How to Choose a Commercial Appraiser
There are lots of commercial appraisal services nowadays, but finding the right one isn’t always easy. After all, these are different companies unique in heir own ways. So how do you make a wise choice?
1. Know your purpose.
First of all, know why you need an appraiser. Dissolution of business? Expanding your business? Tax dispute? Remember that appraisers have specialties.
2. Choose someone qualified.
Under Internal Revenue Service (IRS) regulations, appraisers must be “Qualified,” meaning conducting appraisals should be their main profession, irrespective of their certification or licensure.
3. Talk to your prospects.
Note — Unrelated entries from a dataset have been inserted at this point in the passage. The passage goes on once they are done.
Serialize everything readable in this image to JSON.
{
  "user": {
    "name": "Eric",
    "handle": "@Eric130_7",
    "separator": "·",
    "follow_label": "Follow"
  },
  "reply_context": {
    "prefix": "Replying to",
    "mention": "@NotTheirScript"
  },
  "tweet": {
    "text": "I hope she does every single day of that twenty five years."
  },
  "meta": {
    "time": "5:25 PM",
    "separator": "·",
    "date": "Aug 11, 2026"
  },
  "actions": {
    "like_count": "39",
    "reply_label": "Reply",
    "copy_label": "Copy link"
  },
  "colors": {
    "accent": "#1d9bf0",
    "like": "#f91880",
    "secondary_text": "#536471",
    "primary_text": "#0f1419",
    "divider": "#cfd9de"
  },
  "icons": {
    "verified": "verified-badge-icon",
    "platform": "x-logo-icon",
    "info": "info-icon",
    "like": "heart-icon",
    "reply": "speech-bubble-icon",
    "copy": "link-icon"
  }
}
When you interview prospective appraisers, your main goal must be to determine when they are qualified. That means asking for their resume and checking their listed experience. Ask for recent work samples as well so you can see whether they are knowledgeable and competent enough. On top of that, ask them what methods they use for their appraisals.
It’s good to pick an appraiser who can patiently explain what they do and the concepts involved. On the other hand, pay attention to the questions they as you about the assignment. You would know the sincerity and commitment they have for the project just by the things they want you to tell them.
4. Hire an appraise who offers full disclosure.
Certainly, the appraiser should offer oal disclosure, such as having or not having done work on the subject property within the past three years, any interest they have in it and lack of knowledge on it. Overall, the appraisal should be unbiased, and full disclosure lets you determine whether you are better off choosing another appraiser.
Other Crucial Matters
Before you hire a specific commercial appraiser, you need to consider a few more things, including:
> Litigation experience
Litigation is and will always be a possibility. Choose an appraiser who will be there when you need them to give you the right support. If necessary, they should have the ability to defend their work legally.
Appraisers usually charge an hourly fee, a per item fee or a fixed rate. Avoid anyone who will charge a contingency rate, depending on the final opinion of value. This is actually against the code of ethics of the Uniform Standards of Professional Appraisal Practice (USPAP).
Finally, when requesting a bid from an appraiser, they should ask if he subject property is vacant, leased or occupied by the owner. Also, they should ask about the intended use of the appraisal. With this, they can tell he necessary proper rights for appraising and analyzing the extent of the assignment as they give you a good bid.